Energy - Until recently Israel’s energy production was largely based on coal-fueled power stations, which have a high environmental impact mainly through atmospheric emissions contributing to air pollution and global warming. With the recent discoveries of natural gas in Israel’s economic waters there is now an opportunity to revolutionize Israel’s energy industry by replacing coal with natural gas while fulfilling Israel’s international commitments to increase the amount of renewable energy used. New energy policy and infrastructure development has to be crafted and regulated properly to protect Israel’s nature and unique biodiversity.
Marine Environment - The Mediterranean coast is arguably the country's greatest recreation and tourist asset. However, the unfettered building of marinas, coustal housing, and private beaches greatly limit accessibility to the public. Additionally, development of the gas and oil industries coupled with decades of over-fishing has dramatically harmed the marine habitat. SPNI is working at ever level to keep Israel's beaches clean, ecologically healthy, and accessible to all.
Birdlife - the Israel Ornithological Center of SPNI - Israel lies at a bottleneck along one of the world's most important migration flyways. Twice a year, 500 million birds are funneled over Israel; most are on their way back and forth from their nesting grounds in Europe and Asia to their wintering grounds in Africa.
Mammal Conservation - SPNI is one of the central organizations monitoring mammal species in Israel. We strive to reduce conflict between humans and wild animals through research, education and conservation. Working together with our partners including the Ministry for Environmental Protection, Nature and Park Authority, Universities and zoos we carry out cutting edge research and develop new techniques and approaches to protect Israel’s wild, native mammals.

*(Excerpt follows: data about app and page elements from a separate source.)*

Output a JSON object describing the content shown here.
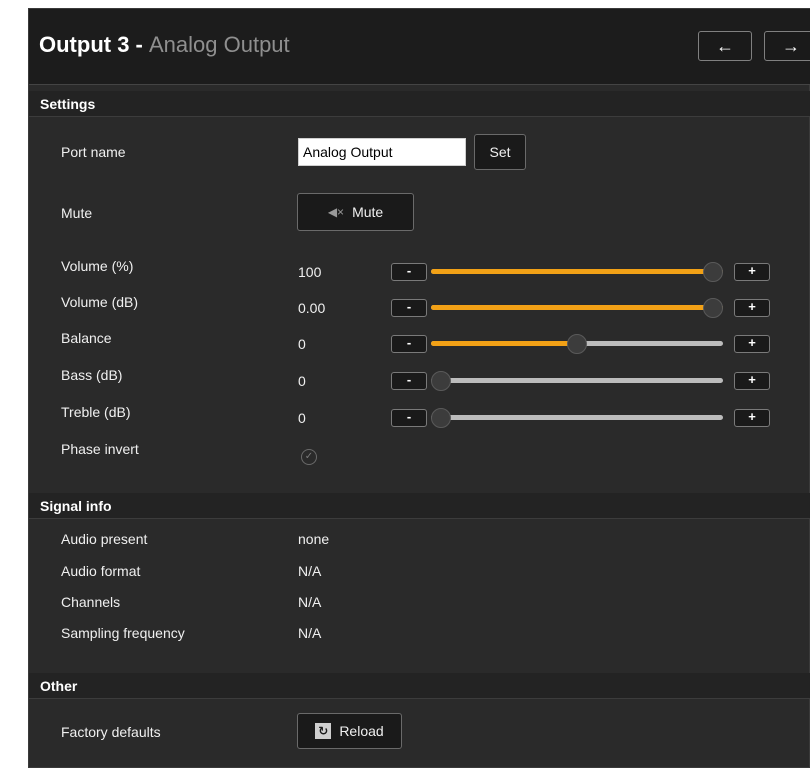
{
  "header": {
    "title_main": "Output 3",
    "title_sep": " - ",
    "title_sub": "Analog Output",
    "prev_icon": "arrow-left-icon",
    "next_icon": "arrow-right-icon"
  },
  "sections": {
    "settings": "Settings",
    "signal_info": "Signal info",
    "other": "Other"
  },
  "settings": {
    "port_name_label": "Port name",
    "port_name_value": "Analog Output",
    "set_label": "Set",
    "mute_label": "Mute",
    "mute_button_label": "Mute",
    "mute_icon": "speaker-muted-icon",
    "phase_invert_label": "Phase invert",
    "phase_invert_icon": "check-circle-icon",
    "sliders": [
      {
        "label": "Volume (%)",
        "value": "100",
        "fraction": 1.0
      },
      {
        "label": "Volume (dB)",
        "value": "0.00",
        "fraction": 1.0
      },
      {
        "label": "Balance",
        "value": "0",
        "fraction": 0.5
      },
      {
        "label": "Bass (dB)",
        "value": "0",
        "fraction": 0.0
      },
      {
        "label": "Treble (dB)",
        "value": "0",
        "fraction": 0.0
      }
    ],
    "minus_label": "-",
    "plus_label": "+"
  },
  "signal_info": {
    "rows": [
      {
        "label": "Audio present",
        "value": "none"
      },
      {
        "label": "Audio format",
        "value": "N/A"
      },
      {
        "label": "Channels",
        "value": "N/A"
      },
      {
        "label": "Sampling frequency",
        "value": "N/A"
      }
    ]
  },
  "other": {
    "factory_defaults_label": "Factory defaults",
    "reload_label": "Reload",
    "reload_icon": "reload-icon"
  },
  "colors": {
    "accent": "#f2a116",
    "panel_bg": "#2a2a2a",
    "header_bg": "#1c1c1c"
  }
}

Environmental Education - SPNI nurtures young people's connection to their own communities, heritage and the Land, thus raising a sentinel generation that will appreciate, love and protect Israel's natural treasures. SPNI has always looked to the children as the stewards of the future, and the reason is clear. Children's life habits are formed at an early age. If we successfully reach out to them during this formative period, a very high percentage will embrace an environmentally-friendly lifestyle. By focusing on children, and sparking their appreciation and understanding of the environment, we are creating the proise of a sustainable Israel. SPNI educational programming reaches tens of thousands of students nationwide, in a wide range of communities, in both formal and informal education programs.
Urban Communities - SPNI's Urban Branches are also known as "Kehilot" (Communities in Hebrew) as they bring local communities together toward shared environmental goals. A revolutionary concept, each Kehila develops itself within the framwork of the needs of each individual community. Though every community has specific concerns and needs crucial to its sustainable future, SPNI’s urban branches share the same primary objectives.
As mentioned in some of our main projects' goals Israel is an essential pathway for a large variety of wildlife and we at The Society for the Protection of Nature make sure that the animals that come from all the countries surrounding Israel (the Network) arrive to their destinations and return to their original starting point safe and sound thus helping the Network preserve it's natural heritage.
We would like to join the ALF Network in the hope to work together in achieving our mission to protect the nature and preserve the natural habitats of animals and plants around the world.